7. Annual financial equivalent returns to owners from land with trees should be accumulated as part of the rotation-length budget (recreation, views, game, etc.)
8. Regional values of land with trees (pure water, flood cost prevention, temperature influence, visual amenities, erosion control) should be computed, then a median estimate used to compute an annual value of forests to each citizen. Social value of forests is real, and can be computed, but not well at the stand or ownership scale.
9. As in other systems, efficiency in one place may not achieve the objectives of the system owners/operators. Not efficiency but achieving cost effectiveness of the total system is the mission. Of whom? Of what? It is hard to imagine the average C-grade graduate of current forestry schools as being able to be responsible for the total system. The net has been thrown too far; the catch is too great. Some still see the forester as the manager of the total system or the generalist who can manage some part, or the specialist who can plant, raise, and specify when to cut trees (not cut them, for that is the role of the specialist logger). These three identities capture the ambiguity within the "field of forestry," among people calling themselves foresters, and certainly among the public.

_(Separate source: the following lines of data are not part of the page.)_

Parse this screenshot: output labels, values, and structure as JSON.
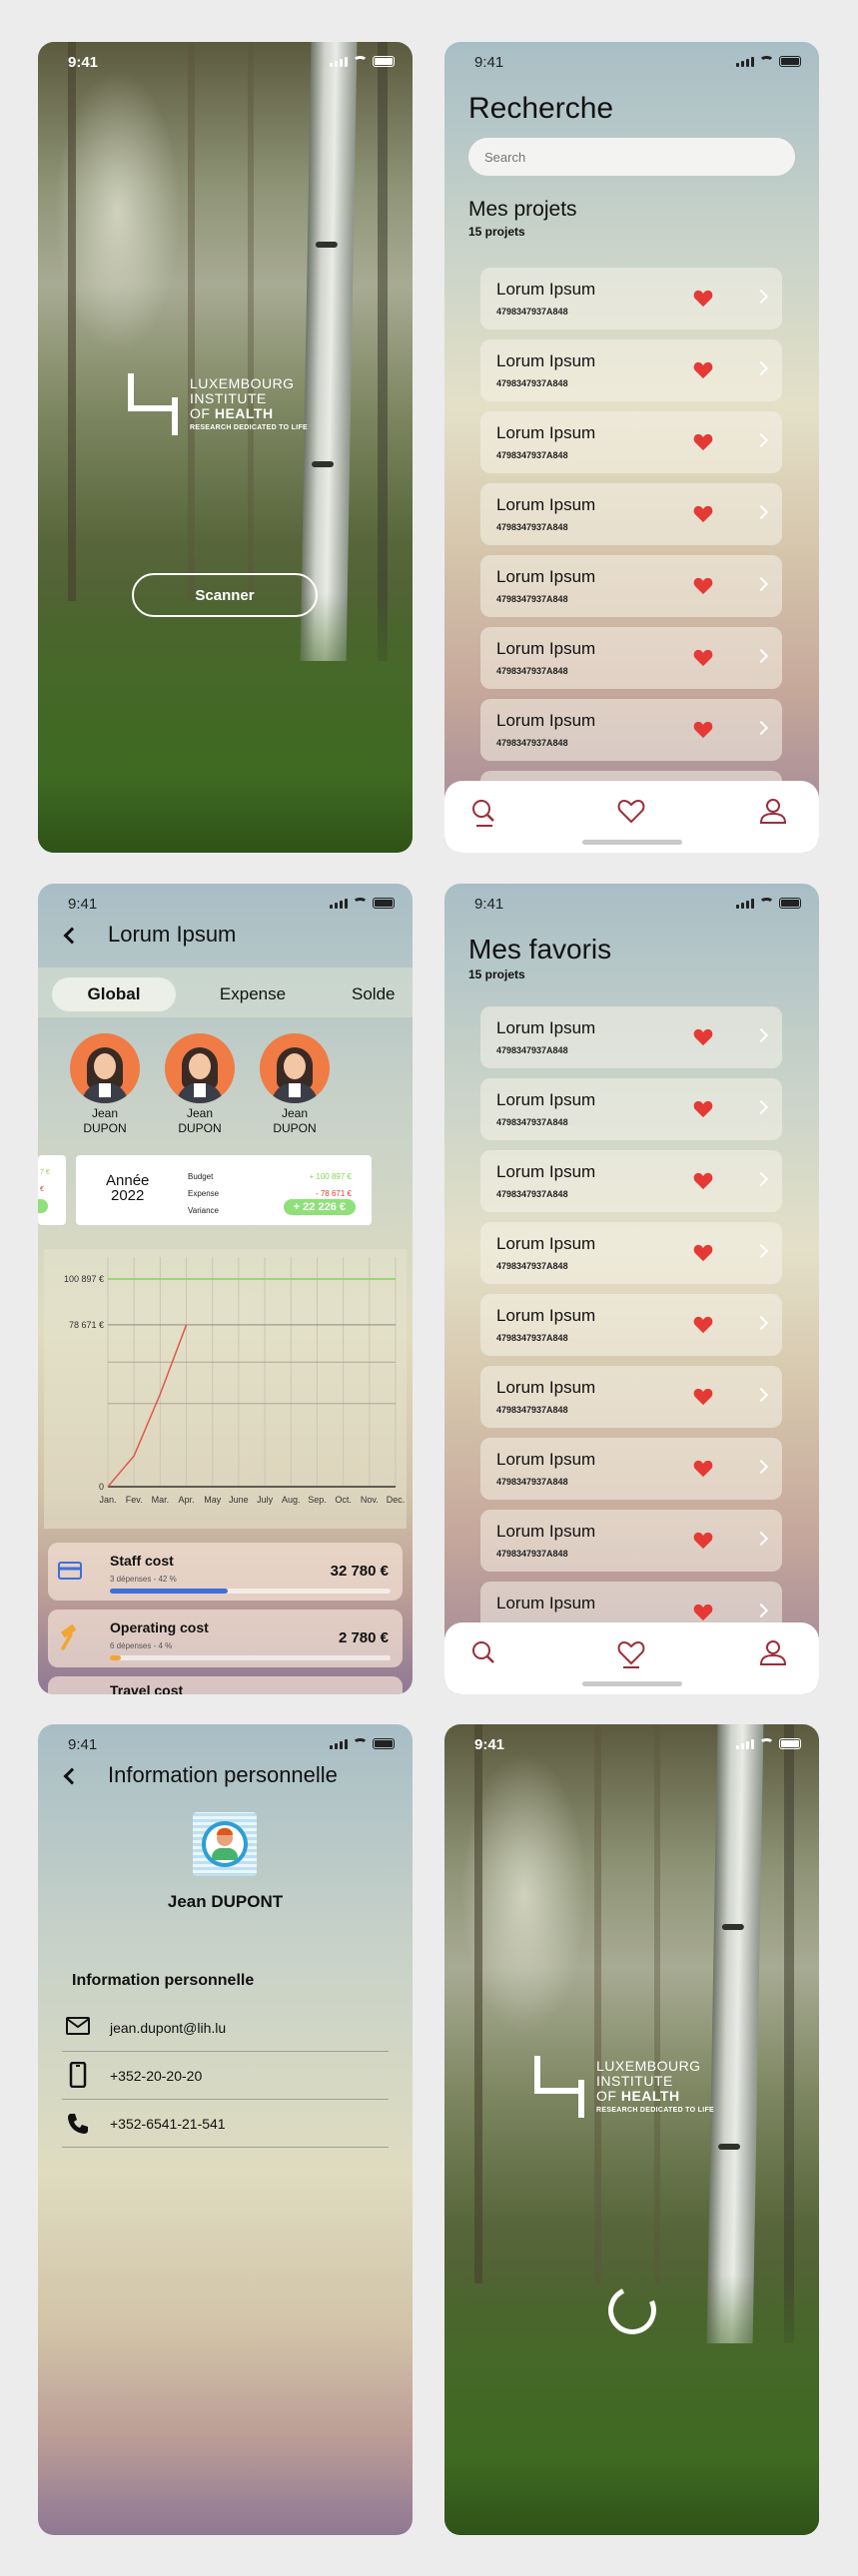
{
  "status_time": "9:41",
  "splash": {
    "logo_line1": "LUXEMBOURG",
    "logo_line2": "INSTITUTE",
    "logo_line3a": "OF ",
    "logo_line3b": "HEALTH",
    "logo_tagline": "RESEARCH DEDICATED TO LIFE",
    "scan_button": "Scanner"
  },
  "search_screen": {
    "title": "Recherche",
    "search_placeholder": "Search",
    "section_title": "Mes projets",
    "section_count": "15 projets",
    "projects": [
      {
        "name": "Lorum Ipsum",
        "code": "4798347937A848"
      },
      {
        "name": "Lorum Ipsum",
        "code": "4798347937A848"
      },
      {
        "name": "Lorum Ipsum",
        "code": "4798347937A848"
      },
      {
        "name": "Lorum Ipsum",
        "code": "4798347937A848"
      },
      {
        "name": "Lorum Ipsum",
        "code": "4798347937A848"
      },
      {
        "name": "Lorum Ipsum",
        "code": "4798347937A848"
      },
      {
        "name": "Lorum Ipsum",
        "code": "4798347937A848"
      }
    ]
  },
  "project_screen": {
    "title": "Lorum Ipsum",
    "tabs": [
      "Global",
      "Expense",
      "Solde"
    ],
    "people": [
      {
        "first": "Jean",
        "last": "DUPON"
      },
      {
        "first": "Jean",
        "last": "DUPON"
      },
      {
        "first": "Jean",
        "last": "DUPON"
      }
    ],
    "prev_card_partial": [
      "7 €",
      "€"
    ],
    "year_label": "Année",
    "year_value": "2022",
    "summary_labels": [
      "Budget",
      "Expense",
      "Variance"
    ],
    "summary_values": [
      "+ 100 897 €",
      "- 78 671 €",
      "+ 22 226 €"
    ],
    "chart_data": {
      "type": "line",
      "categories": [
        "Jan.",
        "Fev.",
        "Mar.",
        "Apr.",
        "May",
        "June",
        "July",
        "Aug.",
        "Sep.",
        "Oct.",
        "Nov.",
        "Dec."
      ],
      "series": [
        {
          "values": [
            0,
            15000,
            45000,
            78671
          ]
        }
      ],
      "reference_lines": [
        100897,
        78671
      ],
      "yticks": [
        "100 897 €",
        "78 671 €",
        "0"
      ],
      "ylim": [
        0,
        100897
      ],
      "colors": {
        "line": "#e0574f",
        "budget": "#7ed957"
      }
    },
    "costs": [
      {
        "title": "Staff cost",
        "sub": "3 dépenses - 42 %",
        "amount": "32 780 €",
        "progress": 0.42
      },
      {
        "title": "Operating cost",
        "sub": "6 dépenses - 4 %",
        "amount": "2 780 €",
        "progress": 0.04
      },
      {
        "title": "Travel cost",
        "sub": "",
        "amount": "",
        "progress": 0
      }
    ]
  },
  "favorites_screen": {
    "title": "Mes favoris",
    "count": "15 projets",
    "projects": [
      {
        "name": "Lorum Ipsum",
        "code": "4798347937A848"
      },
      {
        "name": "Lorum Ipsum",
        "code": "4798347937A848"
      },
      {
        "name": "Lorum Ipsum",
        "code": "4798347937A848"
      },
      {
        "name": "Lorum Ipsum",
        "code": "4798347937A848"
      },
      {
        "name": "Lorum Ipsum",
        "code": "4798347937A848"
      },
      {
        "name": "Lorum Ipsum",
        "code": "4798347937A848"
      },
      {
        "name": "Lorum Ipsum",
        "code": "4798347937A848"
      },
      {
        "name": "Lorum Ipsum",
        "code": "4798347937A848"
      },
      {
        "name": "Lorum Ipsum",
        "code": ""
      }
    ]
  },
  "profile_screen": {
    "title": "Information personnelle",
    "user_name": "Jean DUPONT",
    "section_title": "Information personnelle",
    "email": "jean.dupont@lih.lu",
    "mobile": "+352-20-20-20",
    "phone": "+352-6541-21-541"
  },
  "colors": {
    "accent_red": "#e53935",
    "progress_blue": "#3f6fd8",
    "variance_green": "#8fe07a",
    "avatar_orange": "#f07b44"
  },
  "icons": [
    "search-icon",
    "heart-icon",
    "user-icon",
    "chevron-right-icon",
    "back-icon",
    "mail-icon",
    "mobile-icon",
    "phone-icon",
    "card-icon",
    "hammer-icon"
  ]
}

10. The vision of The Forest Group staff is that of land used to meet landowners' many (100+) objectives. Staff assist in formulating these objectives, informs the owner of the costs; provides necessary and appropriate legal, ecological and other constraints, provides a prescription and plan, and helps implement the total system over the long run.

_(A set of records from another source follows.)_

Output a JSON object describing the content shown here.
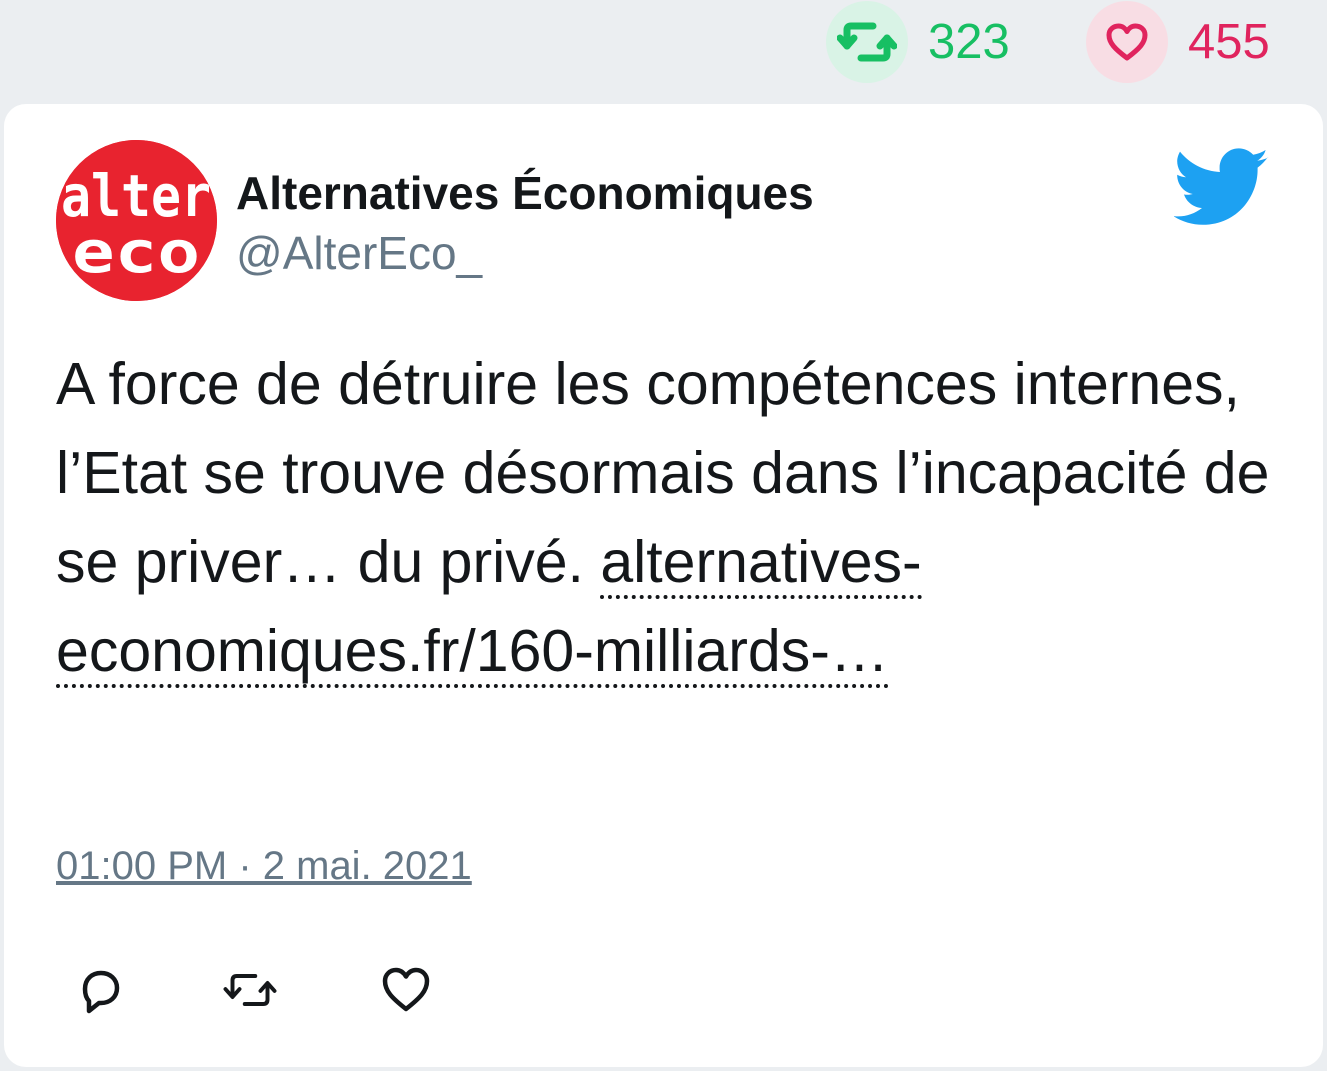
{
  "stats": {
    "retweet_count": "323",
    "like_count": "455",
    "retweet_icon": "retweet-icon",
    "like_icon": "heart-icon"
  },
  "tweet": {
    "author": {
      "name": "Alternatives Économiques",
      "handle": "@AlterEco_",
      "avatar_line1": "alter",
      "avatar_line2": "eco"
    },
    "text": "A force de détruire les compétences internes, l’Etat se trouve désormais dans l’incapacité de se priver… du privé.",
    "link": "alternatives-economiques.fr/160-milliards-…",
    "timestamp": "01:00 PM · 2 mai. 2021",
    "platform_icon": "twitter-bird-icon",
    "actions": [
      "reply-icon",
      "retweet-icon",
      "heart-icon"
    ]
  },
  "colors": {
    "page_background": "#ebeef1",
    "card_background": "#ffffff",
    "retweet_green": "#17bf63",
    "like_red": "#e0245e",
    "twitter_blue": "#1da1f2",
    "avatar_red": "#e8232f",
    "muted_text": "#657786",
    "text": "#14171a"
  }
}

11. The "profession" of forestry, once narrow and clear, is now so broad and multi-dimensional that it cannot be communicated well within or outside the university or agency.
12. The owner of a small-acreage forest may not be able to become profitable over a reasonable period. Economies of scale are difficult to achieve. Achieving them and providing annual- or periodic-income from the greater enterprise (before the typical end-of-rotation log sale) is a major dimension of The Forest Group activity.

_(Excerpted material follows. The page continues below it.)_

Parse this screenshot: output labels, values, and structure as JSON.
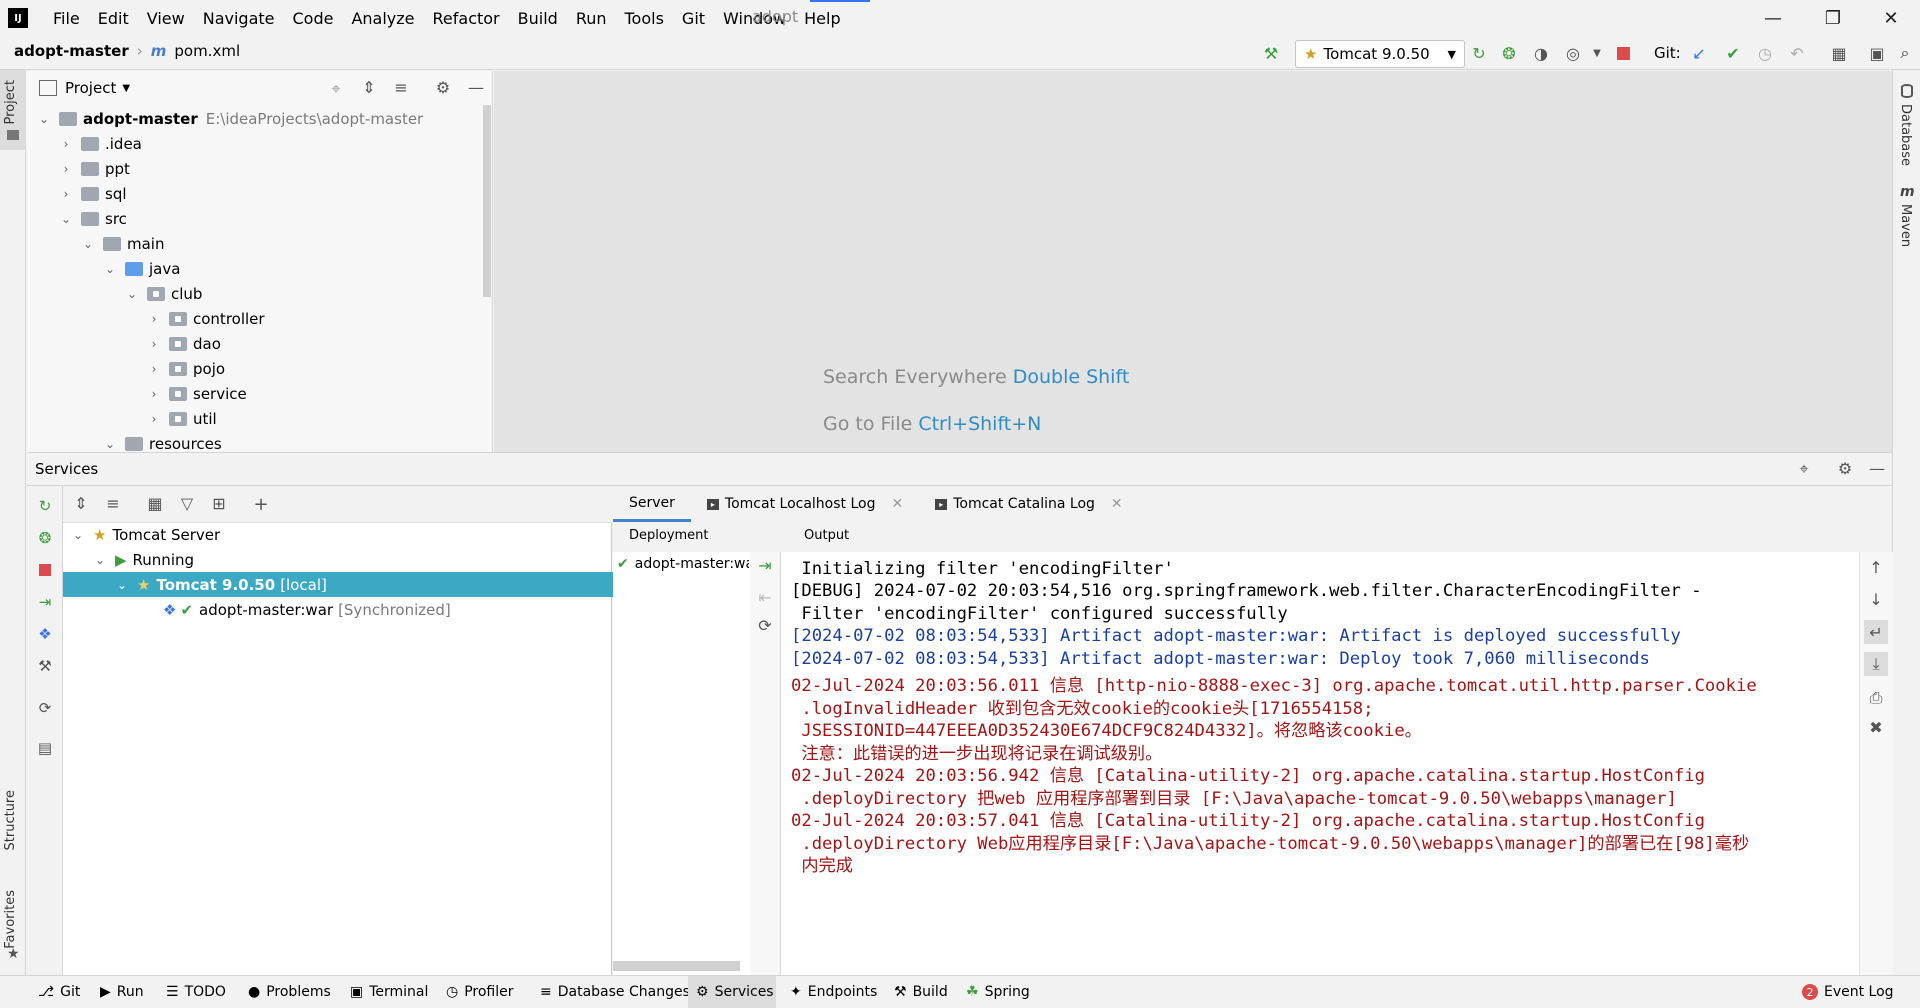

13. Within The Forest Group there are people who have special knowledge of trees or some aspect of the total tree-related system. They may call themselves "foresters," at some risk in some circles. The emphasis within Ranging and Rural System is on the total system working for the land owner, bringing his or her land to full production of their specified benefits (and more where feasible) and values at reasonably low costs.
14. A concept of intergenerational justice (Portney and Weyant 1999) is present, assuming some degree of thankfulness for the resource inherited and now available for use and management, and intent on providing resources for survival in the future and productive potential of opportunities and options.
15. Few, if any, well-educated foresters can master the total system. Few members of the general public without the privilege of such education can do so. The Forest Group employees work as a group. They seek to "do forestry" for landowners. They will satisfy all aspects of their curiosity and encourage learning of all types but "to educate landowners about good forestry" is impossible. The vision is one of land under intensive contractual care, perhaps (but only partially) analogous to that provided by a superior lawn-care company, a frozen-food delivery service, or a furnace maintenance company.
The financial gains are made not only from trees and the work of foresters but from the total, managed productivity of the owned land and related enterprises of Rural System.
See also Wild South and links there. Lamar Marshall is the executive director. They have many links to forest and environmental organizations.
See Forest Threats (insects, etc.)
See Forest Index
See preliminary value and services note
Join Forest Landowners.com ($100 membership, 2008)
Robert H. Giles, Jr.
July 1, 2005